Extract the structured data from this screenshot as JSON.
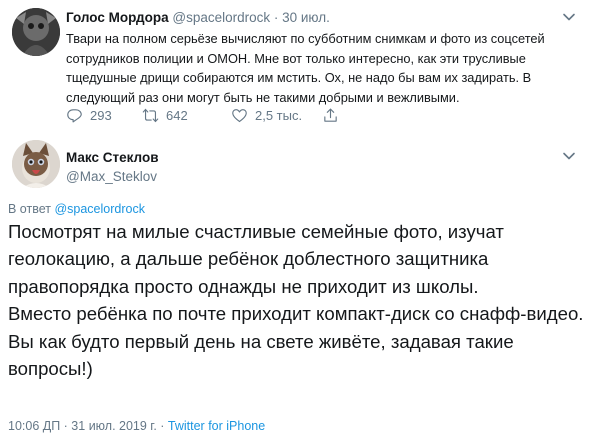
{
  "parent_tweet": {
    "author_name": "Голос Мордора",
    "author_handle": "@spacelordrock",
    "separator": " · ",
    "date": "30 июл.",
    "text": "Твари на полном серьёзе вычисляют по субботним снимкам и фото из соцсетей сотрудников полиции и ОМОН. Мне вот только интересно, как эти трусливые тщедушные дрищи собираются им мстить. Ох, не надо бы вам их задирать. В следующий раз они могут быть не такими добрыми и вежливыми.",
    "reply_count": "293",
    "retweet_count": "642",
    "like_count": "2,5 тыс."
  },
  "main_tweet": {
    "author_name": "Макс Стеклов",
    "author_handle": "@Max_Steklov",
    "reply_prefix": "В ответ ",
    "reply_handle": "@spacelordrock",
    "paragraphs": [
      "Посмотрят на милые счастливые семейные фото, изучат геолокацию, а дальше ребёнок доблестного защитника правопорядка просто однажды не приходит из школы.",
      "Вместо ребёнка по почте приходит компакт-диск со снафф-видео.",
      "Вы как будто первый день на свете живёте, задавая такие вопросы!)"
    ],
    "timestamp": "10:06 ДП · 31 июл. 2019 г. · ",
    "source": "Twitter for iPhone"
  },
  "icons": [
    "reply-icon",
    "retweet-icon",
    "like-icon",
    "share-icon",
    "caret-down-icon"
  ],
  "colors": {
    "link": "#1b95e0",
    "muted": "#657786",
    "text": "#14171a"
  }
}
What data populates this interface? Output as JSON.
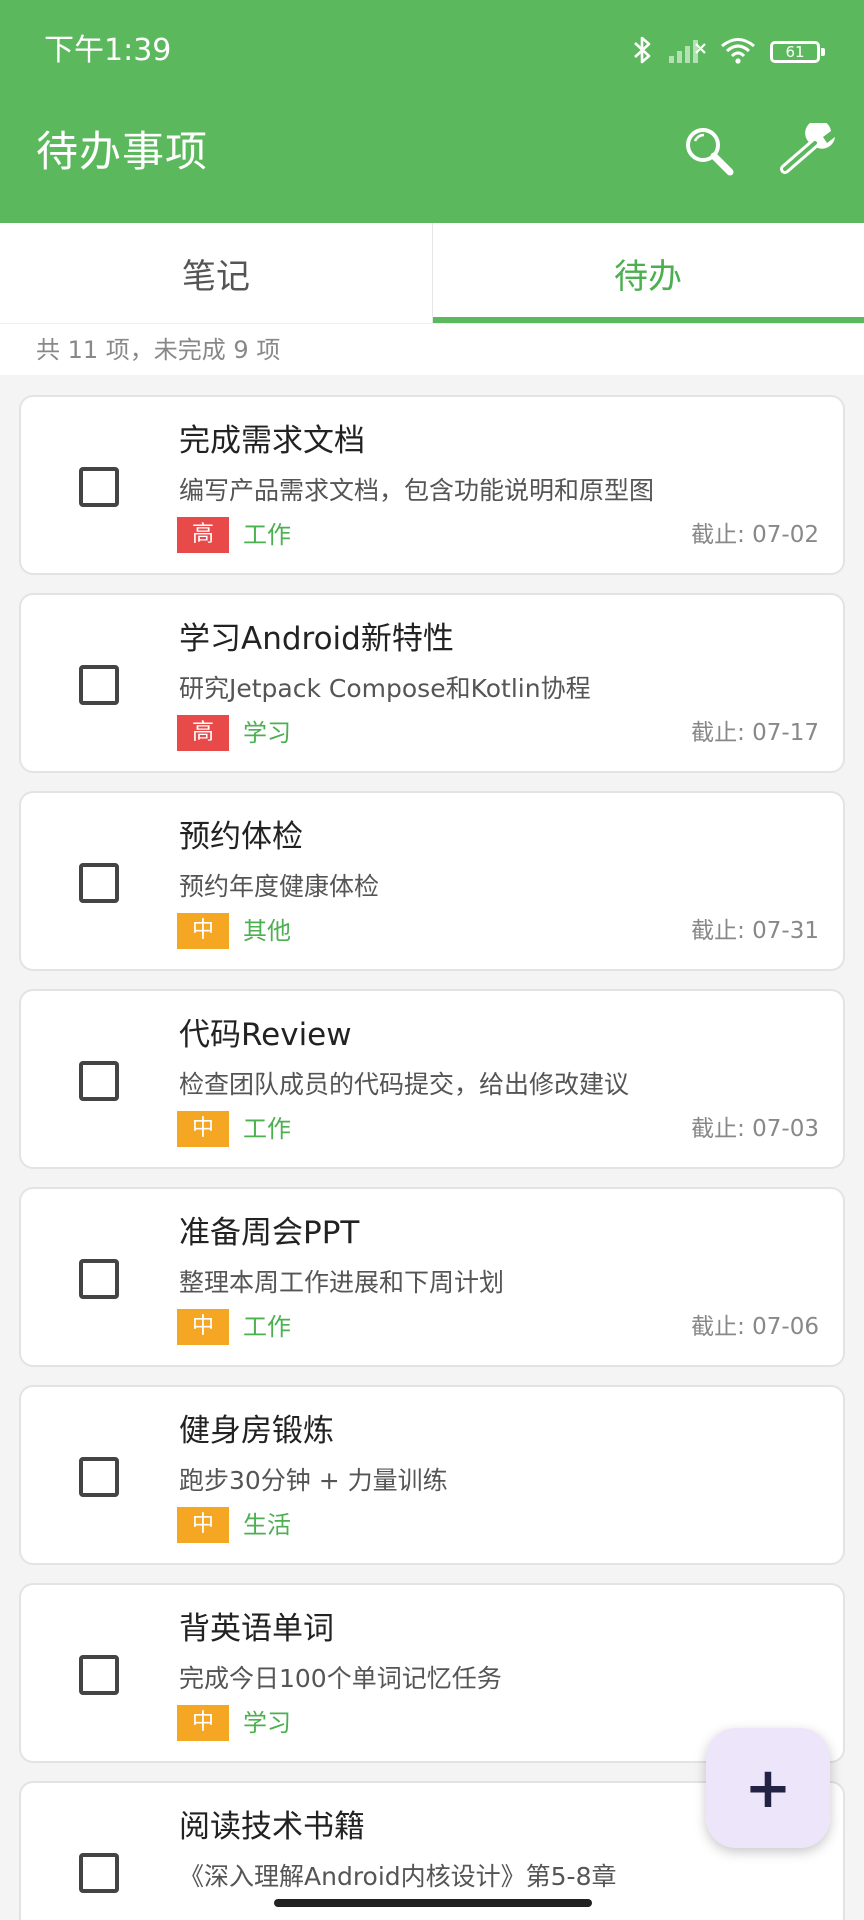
{
  "status_bar": {
    "time": "下午1:39",
    "battery": "61",
    "icons": [
      "bluetooth-icon",
      "signal-icon",
      "wifi-icon",
      "battery-icon"
    ]
  },
  "app_bar": {
    "title": "待办事项",
    "actions": [
      "search-icon",
      "wrench-icon"
    ],
    "color": "#5cb85c"
  },
  "tabs": [
    {
      "label": "笔记",
      "active": false
    },
    {
      "label": "待办",
      "active": true
    }
  ],
  "summary": "共 11 项，未完成 9 项",
  "todos": [
    {
      "title": "完成需求文档",
      "desc": "编写产品需求文档，包含功能说明和原型图",
      "priority": "高",
      "priority_level": "high",
      "category": "工作",
      "due": "截止: 07-02"
    },
    {
      "title": "学习Android新特性",
      "desc": "研究Jetpack Compose和Kotlin协程",
      "priority": "高",
      "priority_level": "high",
      "category": "学习",
      "due": "截止: 07-17"
    },
    {
      "title": "预约体检",
      "desc": "预约年度健康体检",
      "priority": "中",
      "priority_level": "mid",
      "category": "其他",
      "due": "截止: 07-31"
    },
    {
      "title": "代码Review",
      "desc": "检查团队成员的代码提交，给出修改建议",
      "priority": "中",
      "priority_level": "mid",
      "category": "工作",
      "due": "截止: 07-03"
    },
    {
      "title": "准备周会PPT",
      "desc": "整理本周工作进展和下周计划",
      "priority": "中",
      "priority_level": "mid",
      "category": "工作",
      "due": "截止: 07-06"
    },
    {
      "title": "健身房锻炼",
      "desc": "跑步30分钟 + 力量训练",
      "priority": "中",
      "priority_level": "mid",
      "category": "生活",
      "due": ""
    },
    {
      "title": "背英语单词",
      "desc": "完成今日100个单词记忆任务",
      "priority": "中",
      "priority_level": "mid",
      "category": "学习",
      "due": ""
    },
    {
      "title": "阅读技术书籍",
      "desc": "《深入理解Android内核设计》第5-8章",
      "priority": "",
      "priority_level": "",
      "category": "",
      "due": ""
    }
  ],
  "fab": {
    "label": "+",
    "icon": "plus-icon"
  },
  "colors": {
    "high": "#e84a4a",
    "mid": "#f5a623",
    "category": "#4caf50"
  }
}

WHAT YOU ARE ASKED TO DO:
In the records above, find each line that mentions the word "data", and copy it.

ANSWER TO THIS TASK:
Extract the structured data from this screenshot as JSON.
What data populates this interface? Output as JSON.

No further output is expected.